------ ENTRIES SHOWN ------
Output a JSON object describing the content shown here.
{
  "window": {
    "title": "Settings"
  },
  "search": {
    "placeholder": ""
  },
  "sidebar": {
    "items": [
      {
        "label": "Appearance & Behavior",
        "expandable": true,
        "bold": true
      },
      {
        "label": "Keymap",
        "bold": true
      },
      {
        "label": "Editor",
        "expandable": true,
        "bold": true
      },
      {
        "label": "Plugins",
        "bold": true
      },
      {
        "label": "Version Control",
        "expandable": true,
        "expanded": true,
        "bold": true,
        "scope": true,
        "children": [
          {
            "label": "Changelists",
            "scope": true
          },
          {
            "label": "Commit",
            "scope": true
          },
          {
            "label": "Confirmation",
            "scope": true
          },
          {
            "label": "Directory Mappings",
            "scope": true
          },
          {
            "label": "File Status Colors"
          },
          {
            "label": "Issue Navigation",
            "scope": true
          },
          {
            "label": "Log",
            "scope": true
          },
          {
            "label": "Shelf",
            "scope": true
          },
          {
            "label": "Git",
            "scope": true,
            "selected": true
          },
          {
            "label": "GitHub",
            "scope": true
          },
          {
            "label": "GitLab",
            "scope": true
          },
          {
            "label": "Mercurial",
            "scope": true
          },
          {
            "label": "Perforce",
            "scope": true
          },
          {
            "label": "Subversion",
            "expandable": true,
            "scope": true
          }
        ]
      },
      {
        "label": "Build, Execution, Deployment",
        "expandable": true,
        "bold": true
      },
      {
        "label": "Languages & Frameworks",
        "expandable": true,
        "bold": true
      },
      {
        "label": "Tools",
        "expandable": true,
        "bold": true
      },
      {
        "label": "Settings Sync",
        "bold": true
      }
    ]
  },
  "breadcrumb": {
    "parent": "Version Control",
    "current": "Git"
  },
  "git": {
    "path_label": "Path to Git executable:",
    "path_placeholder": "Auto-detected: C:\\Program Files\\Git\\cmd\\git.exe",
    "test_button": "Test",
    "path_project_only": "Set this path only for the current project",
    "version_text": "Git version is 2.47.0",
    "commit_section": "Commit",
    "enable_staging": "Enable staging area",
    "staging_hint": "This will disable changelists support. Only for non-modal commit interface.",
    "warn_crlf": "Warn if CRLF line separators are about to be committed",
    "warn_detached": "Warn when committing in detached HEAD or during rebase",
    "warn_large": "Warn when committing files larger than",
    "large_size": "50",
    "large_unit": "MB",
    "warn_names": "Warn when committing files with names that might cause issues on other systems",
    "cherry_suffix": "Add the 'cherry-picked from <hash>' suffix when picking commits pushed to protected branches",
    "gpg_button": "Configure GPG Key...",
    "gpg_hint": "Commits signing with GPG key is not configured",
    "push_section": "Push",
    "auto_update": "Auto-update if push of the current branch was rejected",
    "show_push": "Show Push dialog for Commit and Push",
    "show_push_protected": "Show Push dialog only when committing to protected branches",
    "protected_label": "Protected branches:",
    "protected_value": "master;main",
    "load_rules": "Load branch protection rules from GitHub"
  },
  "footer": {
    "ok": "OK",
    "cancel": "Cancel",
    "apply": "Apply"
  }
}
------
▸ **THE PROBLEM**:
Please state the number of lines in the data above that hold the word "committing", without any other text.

▸ **TASK RESULT**:
4